Meteorites are rocks that fall to Earth from outer space. They have fascinated mankind since the beginning of time. They are scientifically valuable objects that help geologists understand the origins of planets and the processes that shape the Earth. Meteorites are rare and they exhibit special features that differentiate them from Earth rocks.

Among characteristics that identify meteorites are a high specific gravity (especially true for irons); a dark color; and a dark glassy or dull crust if fresh or a rind of iron oxide (rust) if weathered. Most meteorites attract a magnet, although some only slightly. Many show aerodynamic shape, and their crusts may be marked with flow structures or shallow depressions called "thumbprints".

Chondrules are almost certain proof that an object is a meteorite. A mixture of nickel and iron that appears as bright metallic flecks in a stone, or that makes up most of the object, also is a positive indicator. The Widmanstatten pattern (see LaPorte meteorite image) is also further proof.

Many tests needed to verify the identity of a meteorite should be performed by an experienced scientist, as much of the scientific information can be lost if the meteorite is improperly handled.

Iron meteorites are mainly made of the nickel-iron minerals kacacite and taenite. But they may also contain other minerals and metals, such as cobalt, copper, and zinc.

Stoney irons consist of about 50 percent nickel and iron and 50 percent silicate minerals. They are of two types: the pallasites and the mesosiderites. Pallasites have large (5-10 mm) glassy grains of olivine in a continuous matrix of nickel-iron. Mesosiderites contain small, bright, irregularly distributed metal flecks in a matrix of plagioclase and pyroxene minerals. Despite their apparent similarity, pallasites and mesosiderites appear to have different histories.

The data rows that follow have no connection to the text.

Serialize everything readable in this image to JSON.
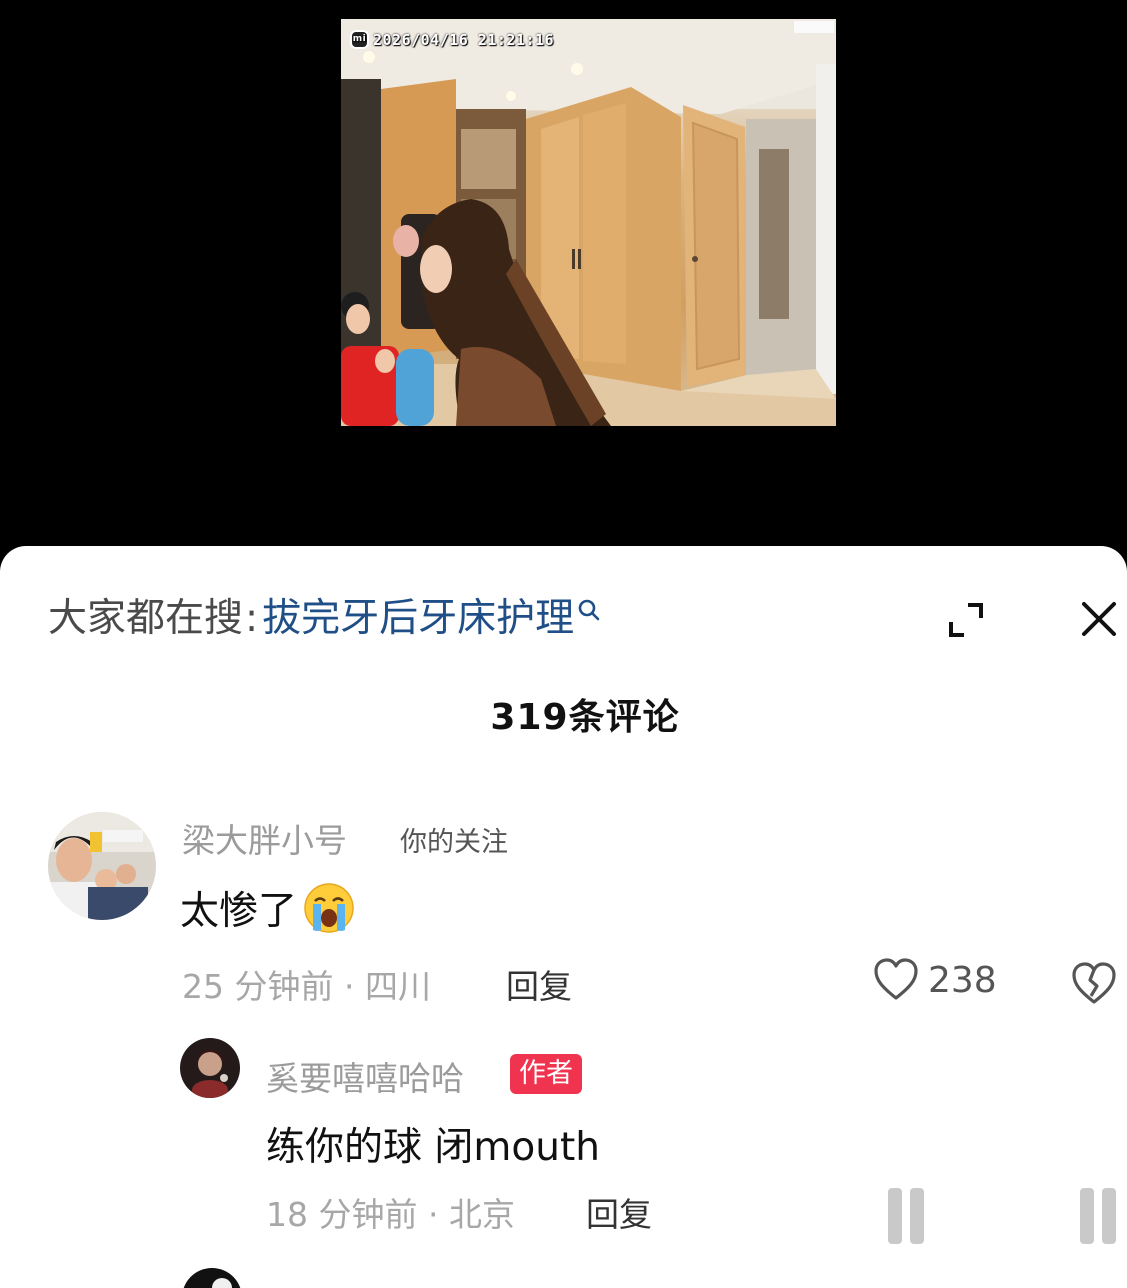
{
  "video": {
    "timestamp": "2026/04/16  21:21:16",
    "camera_logo": "mi"
  },
  "sheet": {
    "search_prefix": "大家都在搜",
    "search_separator": ":",
    "search_term": "拔完牙后牙床护理",
    "comment_count": "319条评论",
    "icons": {
      "search": "search-icon",
      "expand": "expand-icon",
      "close": "close-icon"
    }
  },
  "comments": [
    {
      "username": "梁大胖小号",
      "tag": "你的关注",
      "text": "太惨了",
      "emoji": "crying-face-emoji",
      "meta": "25 分钟前 · 四川",
      "reply_label": "回复",
      "likes": "238"
    },
    {
      "username": "奚要嘻嘻哈哈",
      "tag": "作者",
      "text": "练你的球 闭mouth",
      "meta": "18 分钟前 · 北京",
      "reply_label": "回复"
    }
  ],
  "colors": {
    "search_term": "#1f4f86",
    "author_badge": "#f0334e",
    "sheet_bg": "#ffffff",
    "video_bg": "#000000"
  }
}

Stone meteorites are mineralogically the most complex and are the most abundant. They are dominantly made of silicates. Two main types—chondrites and achondrites—are recognized.

Chondrites, the most common (84 percent of falls), contain small (less than 1/8 inch) structured spheres called chondrules. Chondrules are found only in meteorites and contain some of the oldest material known to Man. Their origin is still uncertain, despite many theories proposed to explain them.

Achondrites—the second type of stone meteorites—contain silicates but do not contain chondrules. They resemble basalt from the Earth and represent about 8 percent of falls.

Many rocks and manmade objects appear similar to meteorites. Some suspected meteorites that proved not to be meteorites when examined closely at the Indiana Geological Survey were igneous rocks left by glaciers, sedimentary rock concretions, metallic alloys, and pieces of silicon. Even materials fused together by trash fires can resemble meteorites.

*Meteorites that are seen as they fall and are recovered shortly after landing are classed as falls; those that are accidently found long after falling are classed as finds.

What to Look for in a Meteorite

  • Thin, dark glassy-to-dull coating or fusion crusts
  • Flow structures or "thumbprints" on outside
  • Aerodynamic shape
  • High specific gravity
  • Metallic nickel-iron
  • Widmanstatten pattern
  • Small spherical chondrules
  • Attracts magnets

Think you may have a meteorite?

Members of the public are always welcome to bring rocks and minerals to our Bloomington office for more information, but the IGWS is unable to inspect or evaluate suspected meteorites. For more information on meteorite authentication and testing, please contact the Field Museum, Washington University in St. Louis, or the University of California, Los Angeles.

Indiana Meteorites

Click linked names to see larger views.

Name County Fall or Find* Date Type Comment
Hamlet Starke Fall Oct. 13, 1959 Chondrite Struck a house
Hangman's Crossing Jackson Find 1987 Chondrite  
Harrison County Harrison Fall March 28, 1859 Chondrite Shower with only 4 stones recovered
Helt Township Vermillion Fall 1883-1884 Iron  
Kokomo Howard Find 1862 Iron  
Lafayette Tippecanoe Find 1931? Achondrite Found in collection at Purdue Univ.
LaPorte LaPorte Find 1900 Iron Large piece buried and lost
Noblesville Hamilton Fall Aug. 31, 1991 Chondrite Nearly struck a boy
Plymouth Marshall Find 1893 Iron Large piece buried and lost
Rochester Fulton Fall Dec. 21, 1876 Chondrite Only piece from large fireball
Rush County Rush Find 1948 Chondrite  
Rushville Franklin Find 1866 Chondrite Previously known as Brookville; renamed in 1903
South Bend St. Joseph Find 1915 Stoney Iron (Pallasite)